Chronic, acute, traumatic, subacute, and dehisced wounds, partial-thickness burns, ulcers (such as diabetic or pressure), and surgically closed incisions and flaps.
Wounds with excess necrotic tissue, active infection, fistulas, exposed vital structures, untreated osteomyelitis, and that are highly exudative. The SNaP system was not designed for wounds that exceed the size of the dressing in surface area or have exudate levels greater than capacity of the cartridge.
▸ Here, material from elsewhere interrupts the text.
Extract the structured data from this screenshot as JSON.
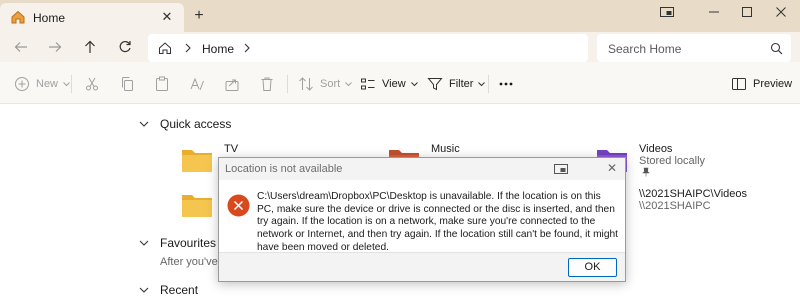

Although there is significant evidence supporting the use of negative pressure wound therapy (NPWT) for the treatment of lower extremity diabetic ulcers, currently available electrically powered NPWT systems are not ideally suited for treating smaller diabetic foot ulcers. The Smart Negative Pressure (SNaP™) Wound Care System is a novel, ultraportable device that delivers NPWT without the use of an electrically powered pump. It was specifically designed to meet the wound care needs of patients with diabetes. The SNaP System is compact, silent, mobile, easy-to-use, and available off-the-shelf. It is fully disposable and may offer other important benefits over electrically powered systems to both the clinician and patient. We review the evidence for use of NPWT for the treatment of diabetic wounds and discuss the potential benefits of this new NPWT technology for patients with diabetes. We also present a case series of four difficult lower extremity diabetic ulcers that were successfully treated with the SNaP System. This study suggests that the SNaP System may be a useful addition to the armamentarium of the diabetic wound care clinician.
Apligraf®; chronic ulcers; diabetic foot ulcers; NPWT; negative pressure wound therapy; SNaP™ System; topical negative pressure; ultraportable negative pressure wound therapy; wound VAC®
Objective: Bacteria- and fungus-binding mesh traps and inactivates bacteria and fungus, which makes it interesting, alternative, and wound filler for negative pressure wound therapy (NPWT). The aim of this study was to compare pathogen-binding mesh, black foam, and gauze in NPWT with regard to granulation tissue formation and ingrowth of wound bed tissue in the wound filler. Methods: Wounds on the backs of 8 pigs underwent 72 hours of NPWT using pathogen-binding mesh, foam, or gauze. Microdeformation of the wound bed and granulation tissue formation and the force required to remove the wound fillers was studied. Results: Pathogen-binding mesh produced more granulation tissue, leukocyte infiltration, and tissue disorganization in the wound bed than gauze, but less than foam. All 3 wound fillers caused microdeformation of the wound bed surface. Little force was required to remove pathogen-binding mesh and gauze, while considerable force was needed to remove foam. This is the result of tissue growth into the foam, but not into pathogen-binding mesh or gauze, as shown by examination of biopsy sections from the wound bed. Conclusions: This study shows that using pathogen-binding mesh as a wound filler for NPWT leads to a significant amount of granulation tissue in the wound bed, more than that with gauze, but eliminates the problems of ingrowth of the wound bed into the wound filler. Pathogen-binding mesh is thus an interesting wound filler in NPWT.
blood flow; experimental surgery; negative pressure wound therapy; wound contraction; wound dressing; wound healing